Annual plans are based on the relevant year of the Long Term Plan, and give us the opportunity to refresh information and budgets for the coming year, and include the setting of rates. They also highlight any changes to the Annual Plan for that particular year.

How does the council planning process work?

Every three years – part way through each election term – the council is required to develop and adopt a long-term plan. The first year of each LTP represents the Annual Plan for that year. In the years between long-term plans, annual plans are produced. These outline any changes to the LTP work programme and budget.

At the end of each year, an annual report and summary annual report is produced. These let the community know about what’s been achieved and how we have performed, as well as anything that hasn’t quite gone to plan or anything unexpected that's come up.
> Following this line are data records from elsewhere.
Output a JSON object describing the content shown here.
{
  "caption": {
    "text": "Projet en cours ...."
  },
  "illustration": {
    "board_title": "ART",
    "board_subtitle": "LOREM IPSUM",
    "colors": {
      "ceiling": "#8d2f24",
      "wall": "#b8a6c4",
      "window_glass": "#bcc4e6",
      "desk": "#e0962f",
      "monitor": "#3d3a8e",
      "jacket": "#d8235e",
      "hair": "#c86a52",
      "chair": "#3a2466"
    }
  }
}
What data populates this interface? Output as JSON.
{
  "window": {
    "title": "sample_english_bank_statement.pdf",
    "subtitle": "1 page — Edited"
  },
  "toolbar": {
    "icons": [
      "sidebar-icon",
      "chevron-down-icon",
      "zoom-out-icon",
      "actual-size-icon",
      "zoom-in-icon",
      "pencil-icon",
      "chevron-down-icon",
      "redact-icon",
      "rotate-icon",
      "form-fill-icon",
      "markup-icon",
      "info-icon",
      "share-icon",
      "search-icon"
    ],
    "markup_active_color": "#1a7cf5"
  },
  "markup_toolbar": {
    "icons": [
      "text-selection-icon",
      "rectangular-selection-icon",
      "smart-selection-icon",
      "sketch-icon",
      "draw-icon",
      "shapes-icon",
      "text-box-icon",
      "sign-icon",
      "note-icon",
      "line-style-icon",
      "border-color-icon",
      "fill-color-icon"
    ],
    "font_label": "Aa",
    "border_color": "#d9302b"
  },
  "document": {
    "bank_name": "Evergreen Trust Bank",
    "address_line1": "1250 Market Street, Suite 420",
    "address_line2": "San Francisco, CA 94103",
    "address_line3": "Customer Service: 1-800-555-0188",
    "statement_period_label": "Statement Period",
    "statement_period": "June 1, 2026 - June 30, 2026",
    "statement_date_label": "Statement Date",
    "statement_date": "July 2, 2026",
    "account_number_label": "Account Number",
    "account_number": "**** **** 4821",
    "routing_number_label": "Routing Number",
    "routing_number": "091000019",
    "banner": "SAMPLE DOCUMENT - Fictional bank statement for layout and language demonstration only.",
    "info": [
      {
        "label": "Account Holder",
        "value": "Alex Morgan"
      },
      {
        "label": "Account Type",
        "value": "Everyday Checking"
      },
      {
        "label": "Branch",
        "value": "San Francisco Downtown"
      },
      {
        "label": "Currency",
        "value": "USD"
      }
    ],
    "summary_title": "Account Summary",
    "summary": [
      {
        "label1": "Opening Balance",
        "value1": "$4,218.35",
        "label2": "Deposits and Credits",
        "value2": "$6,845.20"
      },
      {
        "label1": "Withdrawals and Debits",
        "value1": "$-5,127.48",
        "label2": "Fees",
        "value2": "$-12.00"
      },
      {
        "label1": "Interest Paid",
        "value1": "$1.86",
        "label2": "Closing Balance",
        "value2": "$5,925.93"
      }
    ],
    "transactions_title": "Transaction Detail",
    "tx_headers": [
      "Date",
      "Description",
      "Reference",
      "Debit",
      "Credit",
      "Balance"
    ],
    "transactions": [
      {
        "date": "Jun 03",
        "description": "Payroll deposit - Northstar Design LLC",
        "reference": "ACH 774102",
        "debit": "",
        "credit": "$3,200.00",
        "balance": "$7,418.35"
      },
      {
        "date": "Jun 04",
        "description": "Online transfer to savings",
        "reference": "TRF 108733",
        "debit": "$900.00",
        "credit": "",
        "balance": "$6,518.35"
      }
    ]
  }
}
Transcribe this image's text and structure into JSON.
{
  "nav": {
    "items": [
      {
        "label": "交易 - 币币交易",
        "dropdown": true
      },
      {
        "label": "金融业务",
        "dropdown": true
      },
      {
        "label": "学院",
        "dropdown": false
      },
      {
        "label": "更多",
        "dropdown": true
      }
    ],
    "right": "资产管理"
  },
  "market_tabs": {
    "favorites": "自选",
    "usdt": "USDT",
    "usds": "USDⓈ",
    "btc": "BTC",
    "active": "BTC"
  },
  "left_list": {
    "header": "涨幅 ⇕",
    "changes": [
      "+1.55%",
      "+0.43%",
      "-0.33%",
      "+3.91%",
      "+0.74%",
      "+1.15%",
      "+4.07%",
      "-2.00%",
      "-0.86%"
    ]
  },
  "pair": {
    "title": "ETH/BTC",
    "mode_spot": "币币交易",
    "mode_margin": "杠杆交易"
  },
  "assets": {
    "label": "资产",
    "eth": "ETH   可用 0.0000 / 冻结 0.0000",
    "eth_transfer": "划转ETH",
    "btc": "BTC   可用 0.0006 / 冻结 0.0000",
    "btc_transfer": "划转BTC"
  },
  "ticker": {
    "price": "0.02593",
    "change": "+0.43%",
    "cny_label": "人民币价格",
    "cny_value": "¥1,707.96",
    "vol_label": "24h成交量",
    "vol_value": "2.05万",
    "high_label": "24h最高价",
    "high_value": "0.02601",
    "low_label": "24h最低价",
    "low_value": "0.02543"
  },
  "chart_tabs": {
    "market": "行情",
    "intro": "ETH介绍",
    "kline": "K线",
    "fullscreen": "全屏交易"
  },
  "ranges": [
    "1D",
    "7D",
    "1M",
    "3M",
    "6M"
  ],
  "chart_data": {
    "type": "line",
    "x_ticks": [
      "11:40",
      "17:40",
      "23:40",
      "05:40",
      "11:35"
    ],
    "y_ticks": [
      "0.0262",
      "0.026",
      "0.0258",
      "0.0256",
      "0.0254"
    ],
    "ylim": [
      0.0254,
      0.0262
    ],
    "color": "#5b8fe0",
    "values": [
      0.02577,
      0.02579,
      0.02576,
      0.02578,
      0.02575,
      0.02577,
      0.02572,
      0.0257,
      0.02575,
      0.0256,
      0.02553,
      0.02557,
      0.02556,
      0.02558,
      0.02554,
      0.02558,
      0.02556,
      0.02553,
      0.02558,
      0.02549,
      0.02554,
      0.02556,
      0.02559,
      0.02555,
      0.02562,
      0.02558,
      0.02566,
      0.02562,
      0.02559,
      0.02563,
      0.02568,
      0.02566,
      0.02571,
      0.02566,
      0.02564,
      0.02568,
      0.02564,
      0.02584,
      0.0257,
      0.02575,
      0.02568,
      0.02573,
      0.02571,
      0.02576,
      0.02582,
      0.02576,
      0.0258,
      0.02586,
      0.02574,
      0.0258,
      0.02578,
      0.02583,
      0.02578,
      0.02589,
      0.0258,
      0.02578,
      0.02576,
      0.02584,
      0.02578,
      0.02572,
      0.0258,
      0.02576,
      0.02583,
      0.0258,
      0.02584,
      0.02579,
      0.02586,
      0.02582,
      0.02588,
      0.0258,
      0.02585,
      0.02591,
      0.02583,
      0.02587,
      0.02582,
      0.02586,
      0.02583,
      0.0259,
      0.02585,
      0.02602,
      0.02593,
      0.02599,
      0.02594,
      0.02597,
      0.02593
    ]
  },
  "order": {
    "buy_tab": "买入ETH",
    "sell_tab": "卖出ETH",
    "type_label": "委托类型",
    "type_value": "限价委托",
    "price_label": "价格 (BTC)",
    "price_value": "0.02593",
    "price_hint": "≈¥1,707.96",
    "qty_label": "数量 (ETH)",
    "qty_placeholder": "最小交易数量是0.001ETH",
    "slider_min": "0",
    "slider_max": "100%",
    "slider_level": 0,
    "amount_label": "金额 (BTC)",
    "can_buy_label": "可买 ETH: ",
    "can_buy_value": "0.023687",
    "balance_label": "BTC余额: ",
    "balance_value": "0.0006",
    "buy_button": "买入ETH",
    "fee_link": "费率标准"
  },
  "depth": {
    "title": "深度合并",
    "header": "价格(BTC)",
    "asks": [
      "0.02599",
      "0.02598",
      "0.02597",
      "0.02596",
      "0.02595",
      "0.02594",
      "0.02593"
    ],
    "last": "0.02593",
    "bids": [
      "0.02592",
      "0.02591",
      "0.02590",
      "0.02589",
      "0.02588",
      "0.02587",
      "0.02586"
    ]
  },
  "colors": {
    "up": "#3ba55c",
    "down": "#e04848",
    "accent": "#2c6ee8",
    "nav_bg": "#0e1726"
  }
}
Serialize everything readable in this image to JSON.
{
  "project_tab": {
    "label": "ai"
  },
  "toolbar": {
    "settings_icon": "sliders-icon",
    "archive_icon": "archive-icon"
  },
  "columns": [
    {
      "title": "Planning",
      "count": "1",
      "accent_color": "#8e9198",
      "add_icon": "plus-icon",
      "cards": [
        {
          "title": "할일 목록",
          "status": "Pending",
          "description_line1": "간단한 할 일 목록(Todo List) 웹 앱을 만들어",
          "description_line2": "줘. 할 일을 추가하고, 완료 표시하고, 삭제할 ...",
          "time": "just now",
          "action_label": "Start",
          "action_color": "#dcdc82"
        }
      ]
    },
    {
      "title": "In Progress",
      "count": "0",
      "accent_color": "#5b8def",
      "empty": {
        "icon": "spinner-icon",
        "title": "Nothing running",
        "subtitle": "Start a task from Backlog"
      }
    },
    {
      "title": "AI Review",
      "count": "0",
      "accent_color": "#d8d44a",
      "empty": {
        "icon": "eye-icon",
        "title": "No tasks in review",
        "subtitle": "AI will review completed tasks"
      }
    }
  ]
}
Why can councils choose not to consult on annual plans?

A series of amendments were made to the Local Government Act 2002 (the Act) in 2014 to encourage new ways of consulting and communicating with the community.

One of these amendments removed the requirement for councils to formally consult “if there are no significant or material differences to the content of the long-term plan”. This now makes formal consultation on proposed annual plans exceptions-based – that is, if there are no significant changes Council is not legally required to consult.

An annual plan that includes an overview of any minor changes in costs (along with all other information required under Part 2 of Schedule 10 of the Act) must still be prepared and adopted by council resolution before 30 June.

How do we decide what is significant?

Section 5 of the Local Government Act 2002 (the Act) describes “significance” as the degree of importance of any issue, proposal, decision, or matter, as assessed by the local authority, in terms of its likely impact on, and likely consequences for:

  • the district or region
  • anyone likely to be particularly affected or interested
  • the capacity of the local authority to perform its role, and the financial and other costs of doing so.

Section 5 also describes “significant” as any issue, proposal, decision, or other matter having a “high degree of significance, that is:

  • significant or material variations/departures from the financial statements or funding impact statement in the long-term plan
  • significant new spending proposals, and the associated costs, or
  • substantial delays to, or cancellation of, significant projects, and associated implications.

The Council is required to have a Significance and Engagement policy under Section 76AA of the Local Government Act 2002. The Policy is reviewed every three years as part of long-term plans.

Timaru District Council Significance and Engagement policy

Significance covers more than just a financial impact, and sometimes items with low value but that have high public interest can be significant.

Significance is ultimately determined by the elected members.

What’s the difference between formal consultation and engagement?

Consultation involves receiving public feedback on proposals, and is one form of engagement. The Council regularly consults with the community through processes such as the long-term plan, which determine Council’s strategic direction, as well as how it sets budgets and prioritises projects.

The Council will consult with the community about significant decisions following the principles set out in Section 82 of the Act. The Council can also decide to consult at any time on a decision, where it considers that appropriate. For most Council decisions, there is no express requirement to consult the public, but we will consider people’s views and preferences.

Engagement is a broader and ongoing process of sharing information with the community and seeking its feedback, with the purpose of involving the community in the process of decision making. This may or may not include a more formal consultation process.

What if I want to let the Council know my views, and it’s not part of a formal consultation?

We are happy to receive feedback at any time throughout the year, not just at annual plan time.

Please get in touch if you want to share your ideas, have some positive feedback about our staff, or have something you are not so happy about.

If it’s a particular issue around something you think needs fixing, contact our Customer Services team on (03) 687 7200 or enquiry@timdc.govt.nz or via our Website - Contact Us

You can also use the App Snap-Send-Solve, available via the Apple App store or Android’s Google Play.

Last updated: 06 Nov 2019